There’s the curly blonde hair that is the ultimate stand out in China. I have a shot or two with his head up, but I love this shot. I think a lot of who we are comes from our hair, when we have unique tops. I am completely bald. That is quite identifying and I tend to wear that proudly (as I wear most things). So hair like this is also worn with pride, and makes a major identifying mark on a person. I’m pretty sure he loves his hair. Who wouldn’t!
There are the trees. Minus the all the cars on the street, this was a perfect place for photos. I had to constantly re-frame to avoid too many cars and people. I love the look on his face.
Talk about expressive. The youngest boy is great. I know Mr. and Mrs. Sloan were a bit worried that he was getting out of line or that he was not being cooperative, but sometimes a character like this has to be set free so you can get those great shots. And it’s not all just about the funny faces. It’s about all of the expressions you will see in this post. Taking a photo of a child is an art in and of itself, and the art is based in knowing how far to push and when to let go of that control. There has to be a good balance of discipline and freedom to get the expressions and still maintain control over the photo shoot. The Sloans had the balance and it shows in the final results.
Now that is a shot for the wall!
I love the light on this image and the texture.
This is the Shanghai sky line on one of the only clear days we had in the city. So we had to take the opportunity to shoot with the skyline in the background. The first day we got there, we came to this spot and could see only the shadows of the buildings through the smog. I’ll post those photos later this week.
The light on this shot is simple. I exposed for the ambient light from the sky and the buildings in the background, but that leaves the family in dark shadow (not silhouette). So some additional light was needed. A Canon 600 RT flash does the trick. It is off camera right just above head level. That provides all the light needed to match the exposure of the buildings. Notice that I put the flash to the side that mimics the direction of light hitting the buildings. You can see this best on the tallest building in the city. The shadow is on the left, the highlight on the right. The same is happening on the family’s faces. Highlights on the right, shadows on the left. Put the flash on the other side and it would start to look a little strange.
And this is The Bund. Look a big like London? That’s because the English built this part of the city. I like this photo as well. It’s shot at 6400 ISO f2.5 at 1/125 of a second with no flash. This is a risky shot.
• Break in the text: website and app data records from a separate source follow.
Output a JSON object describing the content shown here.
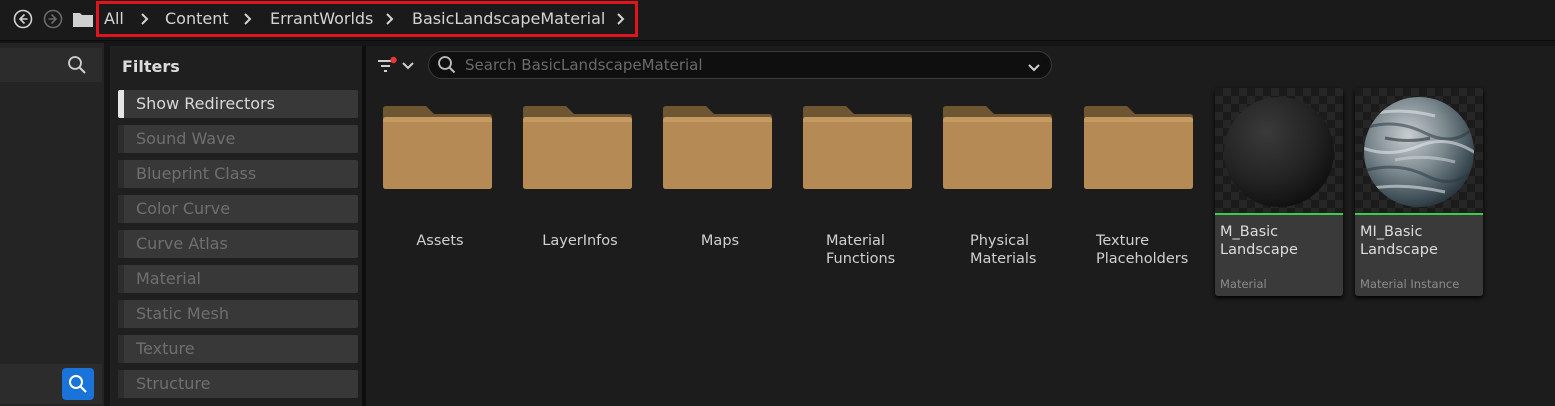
{
  "breadcrumb": [
    "All",
    "Content",
    "ErrantWorlds",
    "BasicLandscapeMaterial"
  ],
  "filters": {
    "title": "Filters",
    "items": [
      {
        "label": "Show Redirectors",
        "active": true
      },
      {
        "label": "Sound Wave",
        "active": false
      },
      {
        "label": "Blueprint Class",
        "active": false
      },
      {
        "label": "Color Curve",
        "active": false
      },
      {
        "label": "Curve Atlas",
        "active": false
      },
      {
        "label": "Material",
        "active": false
      },
      {
        "label": "Static Mesh",
        "active": false
      },
      {
        "label": "Texture",
        "active": false
      },
      {
        "label": "Structure",
        "active": false
      }
    ]
  },
  "search": {
    "placeholder": "Search BasicLandscapeMaterial"
  },
  "folders": [
    {
      "name": "Assets"
    },
    {
      "name": "LayerInfos"
    },
    {
      "name": "Maps"
    },
    {
      "name": "Material\nFunctions"
    },
    {
      "name": "Physical\nMaterials"
    },
    {
      "name": "Texture\nPlaceholders"
    }
  ],
  "assets": [
    {
      "name": "M_Basic\nLandscape",
      "type": "Material",
      "thumbnail": "dark-sphere"
    },
    {
      "name": "MI_Basic\nLandscape",
      "type": "Material Instance",
      "thumbnail": "rock-sphere"
    }
  ],
  "colors": {
    "accent": "#1a73d9",
    "highlight": "#e0141e",
    "folder": "#b58a54",
    "asset_underline": "#3ccb4a",
    "notification_dot": "#e53935"
  }
}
You don’t always get it right when you play at low shutter speeds and wide apertures. But it worked and I love the shot. The thing is, like everything in life, if you always play it safe, you get predictable shots that are good enough, but the truly fantastic shots come from accepting some risk and accepting some failures to achieve the great shots. Did I get every shot in this series? Not even close, but I got three from it, that I liked. Is everyone tack sharp? No, I’m shooting at f2.5 at 1/125. But the photo is strong, there are a few people in the focus plane and the rest become supporting actors in a very cool documentary shot that I love. I’ll have to see whether the Sloans love it, but I suspect they will…
Location: Shanghai, China
Slideshow Music by Mindy Gledhill, Courtesy of Triple Scoop Music